By Hennie Pretorius, journalist, Justmoney
Are you happy with your credit provider? Has your debt counsellor done an outstanding job? If so, the Debt Review Awards provides an opportunity for you to show your appreciation.
The awards have been organised by debt counselling industry publication Debtfree. It is understood that the magazine has summoned a number of financial services experts as judges to help narrow down candidates for the awards to recognise exceptional services. The judges’ decision together with votes from the public will be combined to determine the winner.
You can cast your vote in several categories, including ‘Your favourite debt counsellor’, ‘Your favourite payment distribution agency’, ‘Your favourite bank’, ‘Your favourite vehicle creditor’ and ‘Your favourite retail store credit provider’.
The idea behind the awards is to recognise individuals and companies that have gone over and beyond what was expected from them: “It’s not about just doing what the law says, that’s a requirement, it’s about trying a little bit harder,” explained Zak King editor of Debtfree magazine.
King added: “I think the consumers would like to know who’s doing well. If I’m a consumer going into the process and I don’t know a lot about it I would like to know who the industry feels the top companies are.”
But can you rely on the results?
While any initiative that aims to increase industry standards should be applauded Justmoney felt that the information about the awards, the criteria by which the nominees were judged on and what voters needed to base their votes on was lacking.
The judging criteria is not outlined on the website but, when asked, King said the judges will base their decision on several things including ‘morals’, ‘promoting’, ‘staff training’ and ‘turn around’ to name but a few.
The way in which candidates are drawn up is also a little messy because while clients and any member of the public can choose their favourite financial services providers, companies can also put themselves forward for an award. The providers have also been allowed to market their nomination to their clients and encourage them to vote.
It is unclear on the website whether the current lists are made up of companies that have put themselves forward or whether the names arrived there thanks to votes from the public.
When asked to confirm whether nominated companies were allowed to lobby their clients for votes, King didn’t say that it was against the rules but pointed out that if companies could convince clients to vote for them that they deserved the kudos: “For that side of things we would be very curious to see [if companies] can convince their consumers to engage. Because everybody can ask, but what consumer is actually prepared to do it?” He added that clients would ignore such requests if they thought they were getting a bad service.
Transparency of the judging panel was also an issue for us. None of the judges were listed on the website and King refused to disclose the judging panel: “We’ve kept them anonymous for the sake of (avoiding any future conflict).”
Support in the industry

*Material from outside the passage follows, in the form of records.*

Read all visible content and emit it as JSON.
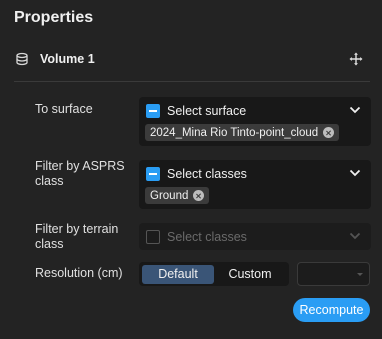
{
  "panel": {
    "title": "Properties"
  },
  "volume": {
    "label": "Volume 1",
    "icon": "database-icon",
    "action_icon": "move-icon"
  },
  "to_surface": {
    "label": "To surface",
    "placeholder": "Select surface",
    "checked": true,
    "chips": [
      "2024_Mina Rio Tinto-point_cloud"
    ]
  },
  "filter_asprs": {
    "label_line1": "Filter by ASPRS",
    "label_line2": "class",
    "placeholder": "Select classes",
    "checked": true,
    "chips": [
      "Ground"
    ]
  },
  "filter_terrain": {
    "label_line1": "Filter by terrain",
    "label_line2": "class",
    "placeholder": "Select classes",
    "checked": false,
    "disabled": true
  },
  "resolution": {
    "label": "Resolution (cm)",
    "options": [
      "Default",
      "Custom"
    ],
    "selected": "Default",
    "value": ""
  },
  "actions": {
    "recompute_label": "Recompute"
  },
  "colors": {
    "accent": "#2a9df4",
    "background": "#232323",
    "field": "#181818",
    "segment_active": "#3a5577"
  }
}
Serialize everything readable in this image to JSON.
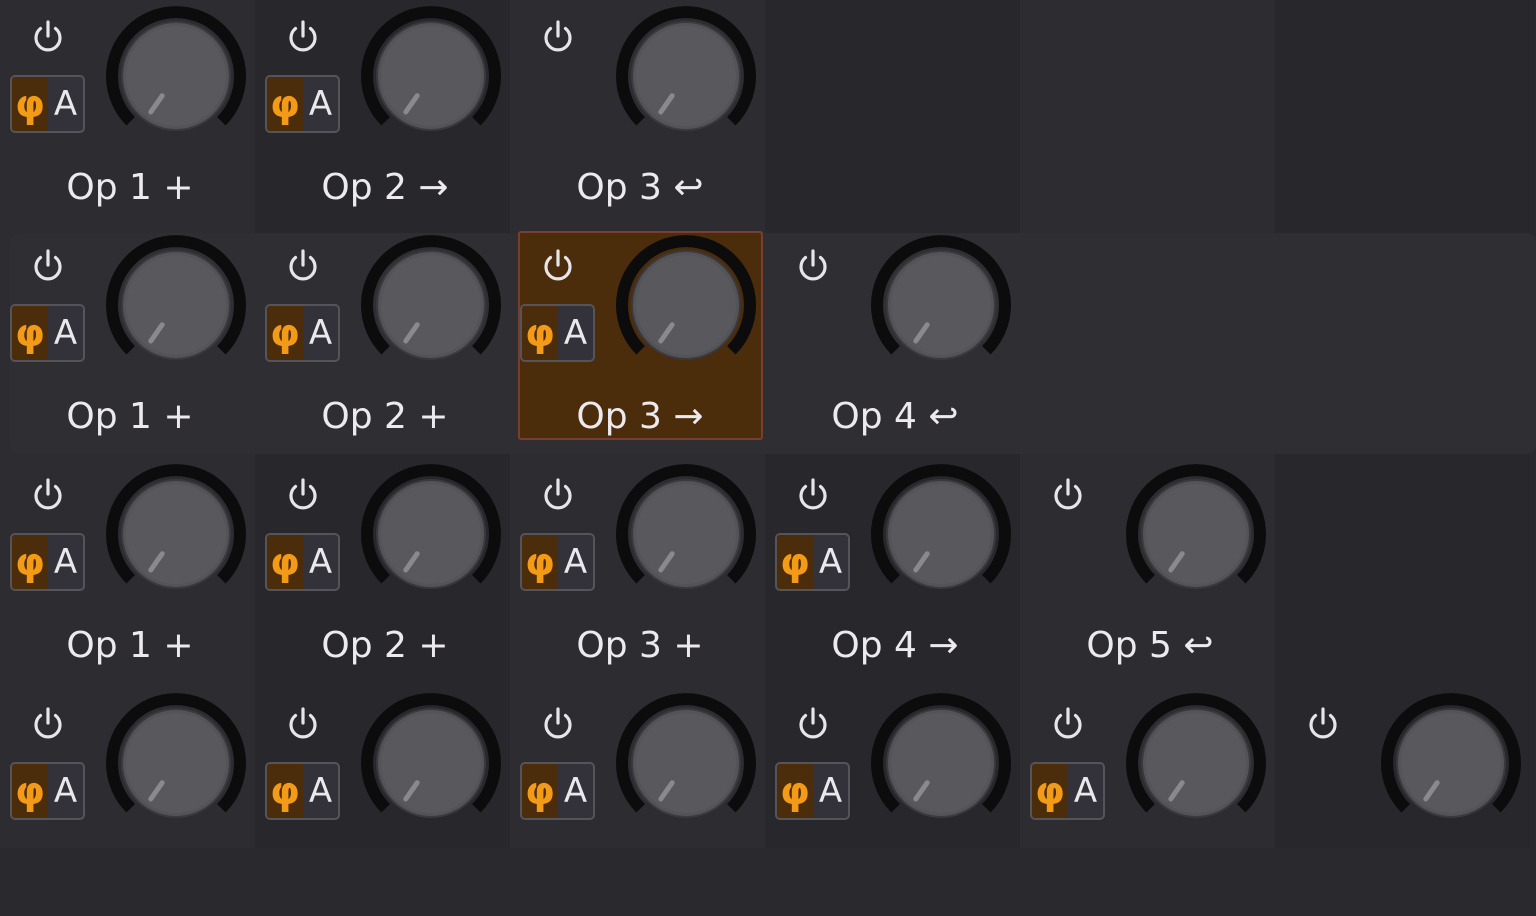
{
  "icons": {
    "power": "power-icon",
    "knob": "knob"
  },
  "colors": {
    "accent": "#f39a16",
    "selected_bg": "#4b2c0b",
    "selected_border": "#7a3d31"
  },
  "phase_toggle": {
    "phase_symbol": "φ",
    "amplitude_symbol": "A"
  },
  "rows": [
    {
      "cells": [
        {
          "label": "Op 1 +",
          "phase": true,
          "selected": false
        },
        {
          "label": "Op 2 →",
          "phase": true,
          "selected": false
        },
        {
          "label": "Op 3 ↩",
          "phase": false,
          "selected": false
        }
      ]
    },
    {
      "cells": [
        {
          "label": "Op 1 +",
          "phase": true,
          "selected": false
        },
        {
          "label": "Op 2 +",
          "phase": true,
          "selected": false
        },
        {
          "label": "Op 3 →",
          "phase": true,
          "selected": true
        },
        {
          "label": "Op 4 ↩",
          "phase": false,
          "selected": false
        }
      ]
    },
    {
      "cells": [
        {
          "label": "Op 1 +",
          "phase": true,
          "selected": false
        },
        {
          "label": "Op 2 +",
          "phase": true,
          "selected": false
        },
        {
          "label": "Op 3 +",
          "phase": true,
          "selected": false
        },
        {
          "label": "Op 4 →",
          "phase": true,
          "selected": false
        },
        {
          "label": "Op 5 ↩",
          "phase": false,
          "selected": false
        }
      ]
    },
    {
      "cells": [
        {
          "label": "",
          "phase": true,
          "selected": false
        },
        {
          "label": "",
          "phase": true,
          "selected": false
        },
        {
          "label": "",
          "phase": true,
          "selected": false
        },
        {
          "label": "",
          "phase": true,
          "selected": false
        },
        {
          "label": "",
          "phase": true,
          "selected": false
        },
        {
          "label": "",
          "phase": false,
          "selected": false
        }
      ]
    }
  ]
}
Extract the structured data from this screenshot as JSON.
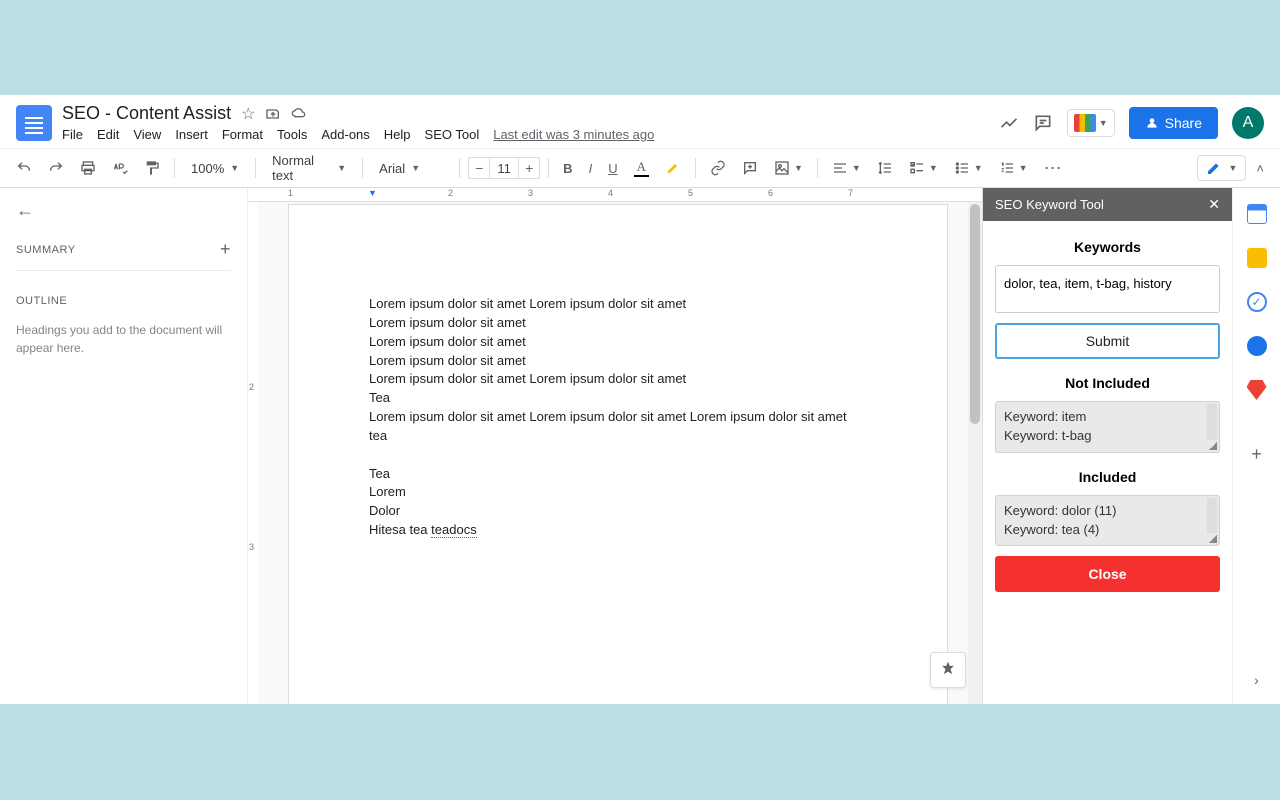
{
  "header": {
    "doc_title": "SEO - Content Assist",
    "avatar_initial": "A",
    "share_label": "Share",
    "last_edit": "Last edit was 3 minutes ago"
  },
  "menus": {
    "file": "File",
    "edit": "Edit",
    "view": "View",
    "insert": "Insert",
    "format": "Format",
    "tools": "Tools",
    "addons": "Add-ons",
    "help": "Help",
    "seo_tool": "SEO Tool"
  },
  "toolbar": {
    "zoom": "100%",
    "style": "Normal text",
    "font": "Arial",
    "font_size": "11"
  },
  "outline": {
    "summary_label": "SUMMARY",
    "outline_label": "OUTLINE",
    "hint": "Headings you add to the document will appear here."
  },
  "document": {
    "lines": [
      "Lorem ipsum dolor sit amet Lorem ipsum dolor sit amet",
      "Lorem ipsum dolor sit amet",
      "Lorem ipsum dolor sit amet",
      "Lorem ipsum dolor sit amet",
      "Lorem ipsum dolor sit amet Lorem ipsum dolor sit amet",
      "Tea",
      "Lorem ipsum dolor sit amet Lorem ipsum dolor sit amet Lorem ipsum dolor sit amet tea",
      "",
      "Tea",
      "Lorem",
      "Dolor"
    ],
    "last_line_pre": "Hitesa tea ",
    "last_line_spell": "teadocs"
  },
  "ruler": {
    "m1": "1",
    "m2": "2",
    "m3": "3",
    "m4": "4",
    "m5": "5",
    "m6": "6",
    "m7": "7",
    "v2": "2",
    "v3": "3"
  },
  "seo": {
    "panel_title": "SEO Keyword Tool",
    "h_keywords": "Keywords",
    "input_value": "dolor, tea, item, t-bag, history",
    "submit_label": "Submit",
    "h_not_included": "Not Included",
    "not_included": [
      "Keyword: item",
      "Keyword: t-bag"
    ],
    "h_included": "Included",
    "included": [
      "Keyword: dolor (11)",
      "Keyword: tea (4)"
    ],
    "close_label": "Close"
  }
}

While there is room for improvement in the way in which the awards are conducted Debtfree has received industry backing and a number of heavyweights in the industry including Debt Busters, Octogen, Absa, Standard Bank, Wesbank and Edgars have been shortlisted in various categories.
The Debt Counsellors Association of South Africa (DCASA) has said it will be “playing a big role in helping in the nomination process”. It’s unclear whether it means that DCASA will have someone on the judging panel. At the time of writing this article Paul Slot, president of the DCASA was unavailable for comment.
When asked about the lack of transparency surrounding the awards, King pointed out that this is the inaugural year for the awards and ‘flaws’ in the process will be ‘ironed out’ in future events.
The winners of the Debt Review Awards will be announced at a ceremony organised by Debtfree, on 19 July in Cape Town. Visit www.debtfreedigi.co.za for more information on how you can vote.